 Atlanta, and brought a magical vivacity to urban commercial architecture.
 
Portman in the 23-story lobby of Atlanta's iconic Hyatt Regency, built in 1967.

"Considered the first modern atrium-style hotel, 
it had glass elevators, lighted columns and cascading fountains that 
created a fizzy extravaganza of space and light." NY Times


“Anyone can build a building and put rooms in it. But we should put 
human beings at the head of our thought processes. 
You want to hopefully spark their enthusiasm.
Like riding in a glass elevator: everyone talks on a glass elevator. You get on a closed-in elevator, everyone looks down at their shoes. 
A glass elevator lets people’s spirits expand. 
Architecture should be a symphony." 
... J. Portman 



Looking up in the famed Hyatt Regency atrium 

Portman's cinematic and sci-fi-like structures have appeared
in many films, including Mel Brooks' High Anxiety (1977)
In the Line of Fire (1993), where Clint Eastwood’s Secret Service agent 
outlasts a would-be presidential assassin in a glass elevator at the  
LA Westin Bonaventure, and Mission Impossible III (2006).

General Motors headquarters, centerpiece of the Renaissance Center in Detroit


In the late 60s, Portman went on to design and facilitate the building of many more hotels and commercial venues. These included the Marriott Marquis in New York (a great place to have dinner and watch the action in Times Square), the Westin Bonaventure in Los Angeles, and the sprawling Peachtree Center in Atlanta.
His buildings can now be seen in 60 cities all over the world. 




 Westin Hotel, Warsaw, Poland

 Some critics dismissed Portman's work as being “architecture at happy hour.”
Others considered his buildings to be "concrete islands" that looked like "urban malls,
paradoxically cut off from the downtowns they were intended to rescue."
For a time, he was considered a "maverick", and was nearly thrown out of the
 American Institute of Architects. A man after my own heart!
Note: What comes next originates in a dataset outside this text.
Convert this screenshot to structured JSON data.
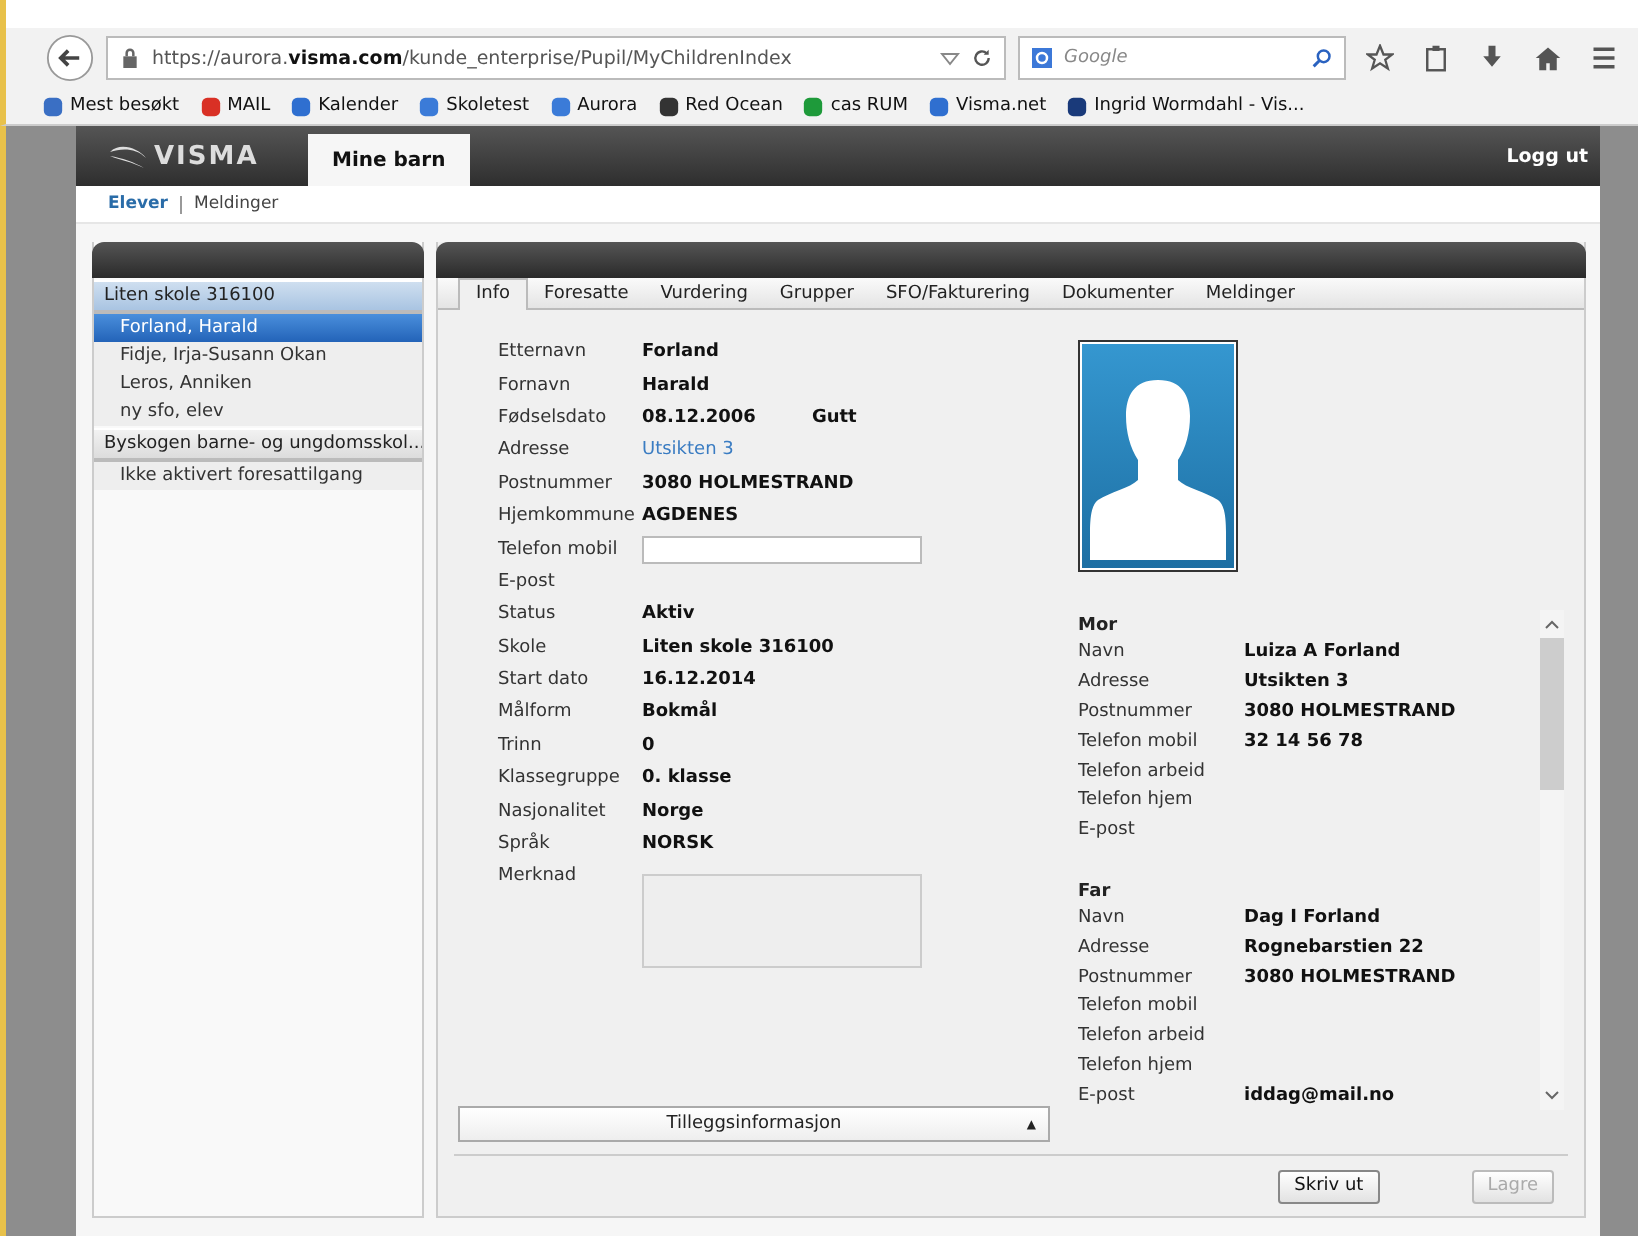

Below: Peachtree Center in Atlanta


A trailer for the luminous film John Portman: A Life of Building  
can be viewed here.

~ oOo ~